It’s worth pointing out that before the pandemic, Spain only had two national night time train services from Madrid to Ferrol and from Barcelona to Vigo (Galicia), neither of which is currently operational.

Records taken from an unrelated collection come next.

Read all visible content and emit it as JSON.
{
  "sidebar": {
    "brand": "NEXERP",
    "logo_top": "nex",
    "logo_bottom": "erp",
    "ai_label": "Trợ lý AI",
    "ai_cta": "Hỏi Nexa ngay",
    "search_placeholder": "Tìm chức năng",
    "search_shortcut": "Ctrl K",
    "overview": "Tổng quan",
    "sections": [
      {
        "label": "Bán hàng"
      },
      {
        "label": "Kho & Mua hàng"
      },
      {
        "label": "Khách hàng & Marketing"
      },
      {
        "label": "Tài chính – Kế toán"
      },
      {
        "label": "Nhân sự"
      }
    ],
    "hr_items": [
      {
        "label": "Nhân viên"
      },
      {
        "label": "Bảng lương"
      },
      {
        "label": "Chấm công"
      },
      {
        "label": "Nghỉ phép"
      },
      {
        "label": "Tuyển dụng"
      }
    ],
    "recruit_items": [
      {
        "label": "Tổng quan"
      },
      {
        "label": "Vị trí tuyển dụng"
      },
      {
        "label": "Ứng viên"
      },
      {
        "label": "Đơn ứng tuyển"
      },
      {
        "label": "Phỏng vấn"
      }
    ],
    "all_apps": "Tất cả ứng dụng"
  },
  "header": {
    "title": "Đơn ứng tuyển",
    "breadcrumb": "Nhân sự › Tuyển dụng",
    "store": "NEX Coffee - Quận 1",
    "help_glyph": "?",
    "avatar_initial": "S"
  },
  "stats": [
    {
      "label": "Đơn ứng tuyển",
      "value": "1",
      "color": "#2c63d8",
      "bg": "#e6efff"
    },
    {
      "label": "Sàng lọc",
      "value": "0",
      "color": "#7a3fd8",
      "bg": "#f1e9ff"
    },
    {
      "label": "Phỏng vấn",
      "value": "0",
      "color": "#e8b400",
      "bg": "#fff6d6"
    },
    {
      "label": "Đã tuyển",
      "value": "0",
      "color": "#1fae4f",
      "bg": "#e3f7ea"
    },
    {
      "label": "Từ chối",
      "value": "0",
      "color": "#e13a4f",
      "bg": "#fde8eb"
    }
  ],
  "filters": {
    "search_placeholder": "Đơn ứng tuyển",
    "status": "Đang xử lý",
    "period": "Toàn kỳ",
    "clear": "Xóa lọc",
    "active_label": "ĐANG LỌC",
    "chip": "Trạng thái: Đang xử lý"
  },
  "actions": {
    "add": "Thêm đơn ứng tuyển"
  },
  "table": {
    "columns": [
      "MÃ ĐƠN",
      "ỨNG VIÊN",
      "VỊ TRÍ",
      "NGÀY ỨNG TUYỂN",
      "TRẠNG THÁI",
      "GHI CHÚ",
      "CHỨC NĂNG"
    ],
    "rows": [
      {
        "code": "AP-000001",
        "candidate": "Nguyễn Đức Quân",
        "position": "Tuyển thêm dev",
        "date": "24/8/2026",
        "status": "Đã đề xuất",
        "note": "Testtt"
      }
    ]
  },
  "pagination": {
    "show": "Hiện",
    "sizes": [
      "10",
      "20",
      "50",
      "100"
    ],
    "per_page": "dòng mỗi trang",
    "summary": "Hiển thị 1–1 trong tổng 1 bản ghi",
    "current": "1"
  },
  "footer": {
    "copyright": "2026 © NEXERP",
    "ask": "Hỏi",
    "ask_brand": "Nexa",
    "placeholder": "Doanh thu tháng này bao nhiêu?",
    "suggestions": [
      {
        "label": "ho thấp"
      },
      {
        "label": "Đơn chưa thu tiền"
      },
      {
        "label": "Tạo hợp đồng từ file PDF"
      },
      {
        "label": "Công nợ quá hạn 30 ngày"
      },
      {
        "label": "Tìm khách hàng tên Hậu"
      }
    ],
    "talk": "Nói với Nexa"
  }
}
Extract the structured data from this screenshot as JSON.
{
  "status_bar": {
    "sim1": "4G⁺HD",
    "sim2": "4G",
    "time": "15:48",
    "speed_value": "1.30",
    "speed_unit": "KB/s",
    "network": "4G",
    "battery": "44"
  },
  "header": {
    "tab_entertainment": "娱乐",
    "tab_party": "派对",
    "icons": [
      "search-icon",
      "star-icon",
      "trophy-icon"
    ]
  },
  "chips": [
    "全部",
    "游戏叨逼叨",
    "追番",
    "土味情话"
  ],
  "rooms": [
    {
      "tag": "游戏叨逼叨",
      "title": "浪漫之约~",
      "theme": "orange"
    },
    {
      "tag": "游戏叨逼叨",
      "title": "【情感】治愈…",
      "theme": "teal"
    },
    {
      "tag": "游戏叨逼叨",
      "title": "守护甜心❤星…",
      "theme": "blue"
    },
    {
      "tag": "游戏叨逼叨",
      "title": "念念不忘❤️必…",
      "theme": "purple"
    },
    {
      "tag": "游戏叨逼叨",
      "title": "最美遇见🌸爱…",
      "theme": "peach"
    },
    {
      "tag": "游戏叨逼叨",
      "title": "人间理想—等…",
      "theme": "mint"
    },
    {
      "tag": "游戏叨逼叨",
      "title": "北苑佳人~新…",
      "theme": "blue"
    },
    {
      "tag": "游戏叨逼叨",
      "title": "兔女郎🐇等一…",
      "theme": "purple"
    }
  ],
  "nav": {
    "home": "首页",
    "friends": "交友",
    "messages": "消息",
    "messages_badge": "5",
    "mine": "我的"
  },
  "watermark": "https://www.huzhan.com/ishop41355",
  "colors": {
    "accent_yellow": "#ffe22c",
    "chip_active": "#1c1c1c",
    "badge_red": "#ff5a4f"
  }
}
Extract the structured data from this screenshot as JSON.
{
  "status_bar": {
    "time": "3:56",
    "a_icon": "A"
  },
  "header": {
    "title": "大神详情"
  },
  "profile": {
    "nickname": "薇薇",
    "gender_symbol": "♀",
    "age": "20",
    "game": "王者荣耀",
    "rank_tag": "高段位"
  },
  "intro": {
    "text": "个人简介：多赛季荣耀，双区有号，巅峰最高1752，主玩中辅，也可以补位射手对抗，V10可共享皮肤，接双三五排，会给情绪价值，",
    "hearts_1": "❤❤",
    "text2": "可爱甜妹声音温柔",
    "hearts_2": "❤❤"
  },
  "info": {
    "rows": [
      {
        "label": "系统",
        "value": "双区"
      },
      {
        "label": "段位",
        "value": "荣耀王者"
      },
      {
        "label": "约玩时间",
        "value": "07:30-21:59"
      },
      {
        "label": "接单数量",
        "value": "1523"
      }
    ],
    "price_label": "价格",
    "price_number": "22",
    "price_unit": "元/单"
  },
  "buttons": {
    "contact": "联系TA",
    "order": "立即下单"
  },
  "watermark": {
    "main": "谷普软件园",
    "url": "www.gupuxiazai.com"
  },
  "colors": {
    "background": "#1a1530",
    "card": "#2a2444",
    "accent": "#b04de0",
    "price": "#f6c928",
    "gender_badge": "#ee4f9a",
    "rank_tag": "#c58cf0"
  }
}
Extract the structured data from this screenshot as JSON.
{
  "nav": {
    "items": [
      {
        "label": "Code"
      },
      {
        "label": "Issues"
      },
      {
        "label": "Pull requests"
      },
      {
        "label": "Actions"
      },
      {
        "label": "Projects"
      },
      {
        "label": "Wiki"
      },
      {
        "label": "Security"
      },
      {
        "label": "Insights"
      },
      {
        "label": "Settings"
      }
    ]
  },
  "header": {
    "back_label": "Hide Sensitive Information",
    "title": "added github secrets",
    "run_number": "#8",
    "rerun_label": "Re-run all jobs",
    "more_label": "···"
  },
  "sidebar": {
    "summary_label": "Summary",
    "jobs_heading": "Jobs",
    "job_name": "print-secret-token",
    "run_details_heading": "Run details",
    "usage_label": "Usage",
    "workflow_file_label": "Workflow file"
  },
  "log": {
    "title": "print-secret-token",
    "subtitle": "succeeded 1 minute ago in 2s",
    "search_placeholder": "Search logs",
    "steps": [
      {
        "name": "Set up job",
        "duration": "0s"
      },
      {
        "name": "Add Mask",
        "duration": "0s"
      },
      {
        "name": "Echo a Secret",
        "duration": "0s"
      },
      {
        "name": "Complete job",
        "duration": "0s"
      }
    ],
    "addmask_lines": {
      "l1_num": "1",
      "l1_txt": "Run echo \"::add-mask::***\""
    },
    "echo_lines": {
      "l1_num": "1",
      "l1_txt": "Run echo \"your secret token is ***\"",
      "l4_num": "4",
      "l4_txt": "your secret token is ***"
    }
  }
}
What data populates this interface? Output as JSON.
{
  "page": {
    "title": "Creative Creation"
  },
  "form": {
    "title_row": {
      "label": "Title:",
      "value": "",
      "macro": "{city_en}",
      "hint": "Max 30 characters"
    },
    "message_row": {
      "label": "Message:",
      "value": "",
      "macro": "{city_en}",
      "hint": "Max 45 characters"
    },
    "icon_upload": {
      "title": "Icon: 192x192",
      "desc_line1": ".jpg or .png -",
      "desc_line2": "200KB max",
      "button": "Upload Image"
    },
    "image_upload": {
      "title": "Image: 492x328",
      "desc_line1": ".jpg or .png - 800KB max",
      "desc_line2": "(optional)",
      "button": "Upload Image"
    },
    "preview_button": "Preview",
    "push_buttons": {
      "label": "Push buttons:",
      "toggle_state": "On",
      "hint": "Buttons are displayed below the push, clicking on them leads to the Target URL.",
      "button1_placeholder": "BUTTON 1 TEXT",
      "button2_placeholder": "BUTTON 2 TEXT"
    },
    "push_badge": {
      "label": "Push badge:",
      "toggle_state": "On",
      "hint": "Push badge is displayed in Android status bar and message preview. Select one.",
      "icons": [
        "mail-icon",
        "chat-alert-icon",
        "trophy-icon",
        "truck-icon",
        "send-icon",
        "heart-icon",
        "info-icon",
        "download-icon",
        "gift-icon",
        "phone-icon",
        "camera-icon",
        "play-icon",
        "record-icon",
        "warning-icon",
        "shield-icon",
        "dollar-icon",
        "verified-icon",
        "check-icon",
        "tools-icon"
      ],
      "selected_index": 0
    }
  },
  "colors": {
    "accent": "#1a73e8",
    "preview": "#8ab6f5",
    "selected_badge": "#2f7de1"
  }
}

The sleeper train that linked Madrid and Barcelona to Paris was cancelled in 2013 and the Madrid-Lisbon sleeper service has not restarted since its suspension in 2020.
Whether Mas País’s plans come to fruition could depend on how much pressure the EU wishes to exert on Spain after having allocated €140 billion to the country as part of its Covid recovery funds.
Otherwise, Sánchez’s 2050 plans for green travel for Spain (and a meat-free diet, but that’s another story) seem distant.
Crucially, night time train services will have to be well-priced for passengers as well if Spain and its national rail provider Renfe want to be able to compete with low-cost airlines that offer European city breaks, often for much better prices than travelling by train within Spain.